> [What is being asked]: Line count for the string "System": state how many lines in the records below hold it, giving only the number.

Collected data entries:
┄┄┄┄┄┄
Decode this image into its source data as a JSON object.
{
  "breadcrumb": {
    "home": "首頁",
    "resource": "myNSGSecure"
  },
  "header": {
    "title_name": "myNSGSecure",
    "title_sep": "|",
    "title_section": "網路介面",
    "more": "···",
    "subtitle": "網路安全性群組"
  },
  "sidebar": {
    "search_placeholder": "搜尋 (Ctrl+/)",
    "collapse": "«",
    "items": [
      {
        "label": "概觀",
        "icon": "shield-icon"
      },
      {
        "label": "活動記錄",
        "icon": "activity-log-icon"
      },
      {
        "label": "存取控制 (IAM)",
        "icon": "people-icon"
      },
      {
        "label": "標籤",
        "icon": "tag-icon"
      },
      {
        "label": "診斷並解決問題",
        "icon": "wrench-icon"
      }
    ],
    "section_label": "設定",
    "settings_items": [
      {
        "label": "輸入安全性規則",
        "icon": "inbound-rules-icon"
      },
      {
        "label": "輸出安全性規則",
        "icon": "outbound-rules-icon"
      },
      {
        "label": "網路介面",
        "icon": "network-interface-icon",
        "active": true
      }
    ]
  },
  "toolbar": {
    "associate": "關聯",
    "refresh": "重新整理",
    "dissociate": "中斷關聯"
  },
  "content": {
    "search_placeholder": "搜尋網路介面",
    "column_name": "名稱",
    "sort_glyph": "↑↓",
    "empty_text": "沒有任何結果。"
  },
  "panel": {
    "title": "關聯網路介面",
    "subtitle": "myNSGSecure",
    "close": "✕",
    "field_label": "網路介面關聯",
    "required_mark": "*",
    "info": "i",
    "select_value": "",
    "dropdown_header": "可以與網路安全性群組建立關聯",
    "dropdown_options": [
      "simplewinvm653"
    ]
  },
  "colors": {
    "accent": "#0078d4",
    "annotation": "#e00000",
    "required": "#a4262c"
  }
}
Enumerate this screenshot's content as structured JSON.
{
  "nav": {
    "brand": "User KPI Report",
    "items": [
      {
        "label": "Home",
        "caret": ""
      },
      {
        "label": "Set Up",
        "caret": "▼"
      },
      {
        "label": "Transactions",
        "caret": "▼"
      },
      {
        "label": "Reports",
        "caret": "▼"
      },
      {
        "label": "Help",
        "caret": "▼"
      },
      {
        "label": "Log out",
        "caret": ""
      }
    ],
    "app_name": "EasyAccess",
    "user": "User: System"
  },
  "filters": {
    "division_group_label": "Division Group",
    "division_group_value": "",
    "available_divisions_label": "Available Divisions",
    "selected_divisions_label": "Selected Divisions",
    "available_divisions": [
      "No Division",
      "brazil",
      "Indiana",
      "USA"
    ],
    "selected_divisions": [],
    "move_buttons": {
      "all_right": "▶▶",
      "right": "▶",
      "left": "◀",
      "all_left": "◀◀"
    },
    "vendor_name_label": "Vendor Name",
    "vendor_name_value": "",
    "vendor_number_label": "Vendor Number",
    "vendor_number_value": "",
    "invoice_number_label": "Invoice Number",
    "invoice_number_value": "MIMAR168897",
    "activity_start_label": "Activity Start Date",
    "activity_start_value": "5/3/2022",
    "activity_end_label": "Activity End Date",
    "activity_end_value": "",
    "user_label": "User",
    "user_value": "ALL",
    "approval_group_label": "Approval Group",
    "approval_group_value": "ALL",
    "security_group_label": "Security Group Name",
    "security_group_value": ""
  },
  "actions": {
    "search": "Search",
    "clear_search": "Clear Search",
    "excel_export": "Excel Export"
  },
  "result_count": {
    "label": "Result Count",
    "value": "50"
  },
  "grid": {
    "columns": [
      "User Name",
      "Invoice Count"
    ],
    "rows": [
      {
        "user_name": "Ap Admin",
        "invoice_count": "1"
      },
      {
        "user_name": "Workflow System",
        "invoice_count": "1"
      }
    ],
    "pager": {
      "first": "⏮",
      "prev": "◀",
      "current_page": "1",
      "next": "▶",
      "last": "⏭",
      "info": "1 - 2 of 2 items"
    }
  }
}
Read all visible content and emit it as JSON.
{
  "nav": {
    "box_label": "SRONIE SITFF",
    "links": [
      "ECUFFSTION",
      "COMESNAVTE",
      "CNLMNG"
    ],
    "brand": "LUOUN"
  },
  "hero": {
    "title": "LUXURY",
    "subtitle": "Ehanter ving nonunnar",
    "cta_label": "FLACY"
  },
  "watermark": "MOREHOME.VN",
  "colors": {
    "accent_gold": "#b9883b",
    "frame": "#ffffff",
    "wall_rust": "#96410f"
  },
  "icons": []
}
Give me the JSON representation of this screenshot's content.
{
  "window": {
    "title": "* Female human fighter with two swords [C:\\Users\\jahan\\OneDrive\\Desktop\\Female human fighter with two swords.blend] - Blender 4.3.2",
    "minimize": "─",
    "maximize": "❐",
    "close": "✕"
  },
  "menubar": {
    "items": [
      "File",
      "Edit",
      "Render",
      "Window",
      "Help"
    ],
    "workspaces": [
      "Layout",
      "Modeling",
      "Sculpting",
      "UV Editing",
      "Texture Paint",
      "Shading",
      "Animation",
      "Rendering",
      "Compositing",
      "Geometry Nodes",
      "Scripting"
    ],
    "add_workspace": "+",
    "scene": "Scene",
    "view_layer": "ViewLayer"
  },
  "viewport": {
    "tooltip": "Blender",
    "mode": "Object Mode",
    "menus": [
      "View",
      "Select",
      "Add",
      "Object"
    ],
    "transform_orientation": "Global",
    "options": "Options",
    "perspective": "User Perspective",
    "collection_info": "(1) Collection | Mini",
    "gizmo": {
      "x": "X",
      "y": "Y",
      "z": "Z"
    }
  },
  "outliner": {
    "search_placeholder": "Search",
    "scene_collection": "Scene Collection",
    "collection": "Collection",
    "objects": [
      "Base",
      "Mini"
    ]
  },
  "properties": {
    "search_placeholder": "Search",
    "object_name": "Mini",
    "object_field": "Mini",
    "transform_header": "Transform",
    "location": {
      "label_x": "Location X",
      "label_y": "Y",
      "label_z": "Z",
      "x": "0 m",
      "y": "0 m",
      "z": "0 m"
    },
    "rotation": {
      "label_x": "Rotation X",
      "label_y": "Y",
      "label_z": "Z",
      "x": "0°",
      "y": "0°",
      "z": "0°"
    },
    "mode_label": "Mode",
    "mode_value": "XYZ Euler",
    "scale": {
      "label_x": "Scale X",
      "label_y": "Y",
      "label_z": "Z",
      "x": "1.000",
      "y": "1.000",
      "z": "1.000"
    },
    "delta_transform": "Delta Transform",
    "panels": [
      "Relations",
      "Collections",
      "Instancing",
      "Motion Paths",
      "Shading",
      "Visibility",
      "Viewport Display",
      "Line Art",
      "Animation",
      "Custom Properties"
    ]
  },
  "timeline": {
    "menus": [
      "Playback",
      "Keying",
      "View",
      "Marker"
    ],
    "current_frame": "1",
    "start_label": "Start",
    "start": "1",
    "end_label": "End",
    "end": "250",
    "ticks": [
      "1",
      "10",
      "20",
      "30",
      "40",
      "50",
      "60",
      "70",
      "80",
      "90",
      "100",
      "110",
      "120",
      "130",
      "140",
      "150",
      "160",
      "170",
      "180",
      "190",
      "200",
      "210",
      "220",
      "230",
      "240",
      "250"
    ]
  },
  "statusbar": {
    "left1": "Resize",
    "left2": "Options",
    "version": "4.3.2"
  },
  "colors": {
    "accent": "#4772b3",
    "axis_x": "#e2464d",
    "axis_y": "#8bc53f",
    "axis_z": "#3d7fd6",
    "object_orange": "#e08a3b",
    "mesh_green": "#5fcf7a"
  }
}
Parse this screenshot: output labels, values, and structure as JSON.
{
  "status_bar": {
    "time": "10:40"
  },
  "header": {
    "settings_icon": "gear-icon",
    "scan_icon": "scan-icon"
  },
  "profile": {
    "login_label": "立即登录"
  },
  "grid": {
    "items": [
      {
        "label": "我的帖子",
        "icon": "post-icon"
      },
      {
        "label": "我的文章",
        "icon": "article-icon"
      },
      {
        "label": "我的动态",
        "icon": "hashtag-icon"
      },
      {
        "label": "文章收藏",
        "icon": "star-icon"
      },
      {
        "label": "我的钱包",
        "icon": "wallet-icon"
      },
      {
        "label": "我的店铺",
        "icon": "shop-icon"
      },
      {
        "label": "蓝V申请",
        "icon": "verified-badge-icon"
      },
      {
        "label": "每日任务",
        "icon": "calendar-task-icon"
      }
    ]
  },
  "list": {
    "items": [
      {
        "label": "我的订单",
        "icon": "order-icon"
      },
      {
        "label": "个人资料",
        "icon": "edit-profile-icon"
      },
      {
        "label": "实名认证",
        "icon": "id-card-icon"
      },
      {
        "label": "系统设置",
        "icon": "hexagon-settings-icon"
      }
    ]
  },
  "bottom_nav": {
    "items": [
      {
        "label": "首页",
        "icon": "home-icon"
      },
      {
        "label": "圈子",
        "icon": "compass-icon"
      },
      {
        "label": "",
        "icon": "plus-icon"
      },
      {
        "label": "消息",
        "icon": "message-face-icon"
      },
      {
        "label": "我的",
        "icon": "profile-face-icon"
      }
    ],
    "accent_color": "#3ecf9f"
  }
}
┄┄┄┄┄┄
> [Finished task]: 2